§ **EXERCISE DESCRIPTION**: Report how many lines in the records below hold the word "brush". Add nothing to the number.

§ **INFORMATION GIVEN**:
=== Section Start ===

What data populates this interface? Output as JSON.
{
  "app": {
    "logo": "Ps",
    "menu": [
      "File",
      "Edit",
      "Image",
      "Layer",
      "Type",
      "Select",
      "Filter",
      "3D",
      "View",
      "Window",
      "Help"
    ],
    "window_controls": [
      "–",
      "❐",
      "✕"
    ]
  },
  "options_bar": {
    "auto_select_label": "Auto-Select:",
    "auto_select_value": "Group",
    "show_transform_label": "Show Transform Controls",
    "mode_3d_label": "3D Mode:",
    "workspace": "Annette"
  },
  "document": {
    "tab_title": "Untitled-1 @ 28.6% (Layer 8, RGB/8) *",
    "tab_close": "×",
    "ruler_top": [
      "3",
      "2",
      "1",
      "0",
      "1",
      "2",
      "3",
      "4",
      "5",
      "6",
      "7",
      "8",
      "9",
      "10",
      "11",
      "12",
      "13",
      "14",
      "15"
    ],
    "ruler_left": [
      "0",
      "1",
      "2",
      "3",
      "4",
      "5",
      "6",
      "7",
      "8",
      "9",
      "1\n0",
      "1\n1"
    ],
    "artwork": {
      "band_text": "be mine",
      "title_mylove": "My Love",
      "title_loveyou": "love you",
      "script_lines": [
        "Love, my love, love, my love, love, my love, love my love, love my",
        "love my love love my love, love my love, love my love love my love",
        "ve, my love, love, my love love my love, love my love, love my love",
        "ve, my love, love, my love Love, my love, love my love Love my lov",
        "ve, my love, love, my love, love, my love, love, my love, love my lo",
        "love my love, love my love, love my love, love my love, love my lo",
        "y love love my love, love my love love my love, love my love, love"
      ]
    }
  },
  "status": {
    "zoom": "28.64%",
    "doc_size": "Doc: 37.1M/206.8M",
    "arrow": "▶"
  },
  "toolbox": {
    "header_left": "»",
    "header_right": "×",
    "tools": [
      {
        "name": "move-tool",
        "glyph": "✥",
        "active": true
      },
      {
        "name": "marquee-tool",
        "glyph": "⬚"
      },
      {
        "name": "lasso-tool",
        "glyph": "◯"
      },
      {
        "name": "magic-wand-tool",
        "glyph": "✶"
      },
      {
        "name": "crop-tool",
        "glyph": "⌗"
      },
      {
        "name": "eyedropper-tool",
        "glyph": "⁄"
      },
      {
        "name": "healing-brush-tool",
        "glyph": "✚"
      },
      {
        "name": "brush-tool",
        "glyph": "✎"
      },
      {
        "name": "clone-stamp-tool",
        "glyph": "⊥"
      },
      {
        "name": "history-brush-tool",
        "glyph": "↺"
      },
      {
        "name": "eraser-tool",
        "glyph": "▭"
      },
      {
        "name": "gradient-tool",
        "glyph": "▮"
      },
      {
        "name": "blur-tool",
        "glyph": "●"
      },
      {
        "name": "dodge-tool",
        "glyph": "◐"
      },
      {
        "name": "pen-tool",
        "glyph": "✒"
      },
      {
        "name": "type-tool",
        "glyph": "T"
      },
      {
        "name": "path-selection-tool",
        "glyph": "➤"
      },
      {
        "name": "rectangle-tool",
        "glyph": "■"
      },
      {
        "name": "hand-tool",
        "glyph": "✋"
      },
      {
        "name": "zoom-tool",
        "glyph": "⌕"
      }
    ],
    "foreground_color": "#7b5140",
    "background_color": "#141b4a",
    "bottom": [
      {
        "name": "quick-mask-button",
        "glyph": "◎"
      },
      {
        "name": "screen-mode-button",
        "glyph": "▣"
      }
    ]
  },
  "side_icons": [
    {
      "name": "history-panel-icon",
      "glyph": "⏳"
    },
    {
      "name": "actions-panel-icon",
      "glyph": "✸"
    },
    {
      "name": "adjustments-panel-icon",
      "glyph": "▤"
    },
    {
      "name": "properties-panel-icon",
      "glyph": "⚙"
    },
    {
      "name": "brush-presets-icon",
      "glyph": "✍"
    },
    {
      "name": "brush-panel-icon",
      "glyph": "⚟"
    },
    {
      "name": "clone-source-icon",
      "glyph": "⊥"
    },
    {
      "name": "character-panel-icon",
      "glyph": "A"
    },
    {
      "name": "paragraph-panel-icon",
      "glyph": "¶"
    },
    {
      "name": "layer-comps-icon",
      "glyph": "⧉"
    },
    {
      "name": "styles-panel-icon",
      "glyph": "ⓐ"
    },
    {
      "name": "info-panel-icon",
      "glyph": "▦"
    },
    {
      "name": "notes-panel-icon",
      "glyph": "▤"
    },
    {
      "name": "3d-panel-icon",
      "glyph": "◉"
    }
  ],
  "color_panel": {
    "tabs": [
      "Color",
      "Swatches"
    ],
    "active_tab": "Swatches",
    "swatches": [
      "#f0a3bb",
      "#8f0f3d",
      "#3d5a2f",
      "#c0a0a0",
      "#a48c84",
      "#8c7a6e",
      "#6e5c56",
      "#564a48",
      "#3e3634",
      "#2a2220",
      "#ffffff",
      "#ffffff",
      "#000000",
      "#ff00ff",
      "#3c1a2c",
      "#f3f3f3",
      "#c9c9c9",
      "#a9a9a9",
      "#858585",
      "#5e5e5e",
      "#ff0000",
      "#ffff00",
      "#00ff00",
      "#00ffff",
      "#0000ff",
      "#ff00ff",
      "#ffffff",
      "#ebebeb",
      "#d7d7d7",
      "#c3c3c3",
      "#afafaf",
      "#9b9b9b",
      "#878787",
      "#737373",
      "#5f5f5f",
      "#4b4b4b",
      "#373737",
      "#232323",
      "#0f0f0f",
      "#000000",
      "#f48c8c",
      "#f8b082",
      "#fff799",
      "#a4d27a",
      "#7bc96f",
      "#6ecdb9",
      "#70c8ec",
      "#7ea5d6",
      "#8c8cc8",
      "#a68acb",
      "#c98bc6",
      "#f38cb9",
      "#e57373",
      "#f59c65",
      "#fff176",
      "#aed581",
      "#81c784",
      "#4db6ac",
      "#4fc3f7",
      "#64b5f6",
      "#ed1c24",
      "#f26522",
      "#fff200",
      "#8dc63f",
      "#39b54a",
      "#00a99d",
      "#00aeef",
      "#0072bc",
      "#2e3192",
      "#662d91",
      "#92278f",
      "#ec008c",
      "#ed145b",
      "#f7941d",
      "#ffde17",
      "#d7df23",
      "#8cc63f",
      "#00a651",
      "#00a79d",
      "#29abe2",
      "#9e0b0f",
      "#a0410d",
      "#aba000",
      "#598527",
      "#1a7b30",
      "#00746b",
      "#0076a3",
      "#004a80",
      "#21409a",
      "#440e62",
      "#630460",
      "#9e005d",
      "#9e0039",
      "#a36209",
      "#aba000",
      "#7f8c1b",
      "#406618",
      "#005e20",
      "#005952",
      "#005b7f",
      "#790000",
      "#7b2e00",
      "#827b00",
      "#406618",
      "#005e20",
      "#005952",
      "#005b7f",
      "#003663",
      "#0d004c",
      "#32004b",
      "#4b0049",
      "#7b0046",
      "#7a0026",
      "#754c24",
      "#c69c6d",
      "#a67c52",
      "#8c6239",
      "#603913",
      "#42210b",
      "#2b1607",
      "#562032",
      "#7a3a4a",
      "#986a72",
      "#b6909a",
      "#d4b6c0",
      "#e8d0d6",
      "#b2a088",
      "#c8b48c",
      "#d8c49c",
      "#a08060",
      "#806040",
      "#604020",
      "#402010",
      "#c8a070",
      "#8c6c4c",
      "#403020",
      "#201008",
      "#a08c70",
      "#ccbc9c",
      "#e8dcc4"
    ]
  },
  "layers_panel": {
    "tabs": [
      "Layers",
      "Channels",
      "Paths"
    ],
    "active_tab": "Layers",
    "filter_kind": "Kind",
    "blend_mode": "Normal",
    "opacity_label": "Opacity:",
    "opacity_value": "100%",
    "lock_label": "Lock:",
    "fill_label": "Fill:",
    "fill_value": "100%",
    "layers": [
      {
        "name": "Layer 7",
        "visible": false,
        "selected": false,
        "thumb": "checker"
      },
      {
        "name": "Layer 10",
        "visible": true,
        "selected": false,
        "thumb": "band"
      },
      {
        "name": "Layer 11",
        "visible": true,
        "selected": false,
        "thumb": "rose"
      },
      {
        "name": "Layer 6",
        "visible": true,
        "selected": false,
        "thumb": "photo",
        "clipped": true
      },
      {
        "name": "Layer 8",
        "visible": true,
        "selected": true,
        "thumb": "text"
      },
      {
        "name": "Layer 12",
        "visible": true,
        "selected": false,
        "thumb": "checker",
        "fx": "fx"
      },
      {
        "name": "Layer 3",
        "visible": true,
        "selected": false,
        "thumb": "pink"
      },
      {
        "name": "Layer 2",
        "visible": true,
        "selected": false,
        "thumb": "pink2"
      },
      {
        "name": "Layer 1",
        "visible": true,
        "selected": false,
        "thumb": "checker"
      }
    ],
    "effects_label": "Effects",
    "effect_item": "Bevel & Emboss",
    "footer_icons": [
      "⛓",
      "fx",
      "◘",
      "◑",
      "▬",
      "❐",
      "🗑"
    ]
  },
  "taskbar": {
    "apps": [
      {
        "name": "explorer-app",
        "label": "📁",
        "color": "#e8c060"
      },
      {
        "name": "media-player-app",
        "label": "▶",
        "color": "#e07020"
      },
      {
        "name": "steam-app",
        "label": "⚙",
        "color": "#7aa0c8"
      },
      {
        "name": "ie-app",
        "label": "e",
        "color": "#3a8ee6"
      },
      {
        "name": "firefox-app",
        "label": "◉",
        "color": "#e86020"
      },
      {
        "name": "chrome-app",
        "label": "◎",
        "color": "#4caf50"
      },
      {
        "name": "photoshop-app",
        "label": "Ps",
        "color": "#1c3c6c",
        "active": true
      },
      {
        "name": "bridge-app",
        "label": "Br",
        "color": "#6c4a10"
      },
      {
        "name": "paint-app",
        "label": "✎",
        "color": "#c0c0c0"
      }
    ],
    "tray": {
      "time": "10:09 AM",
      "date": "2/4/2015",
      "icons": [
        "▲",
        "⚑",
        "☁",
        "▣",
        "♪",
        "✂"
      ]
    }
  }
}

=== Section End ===

§ **RESPONSE FOR THIS EXERCISE**: 5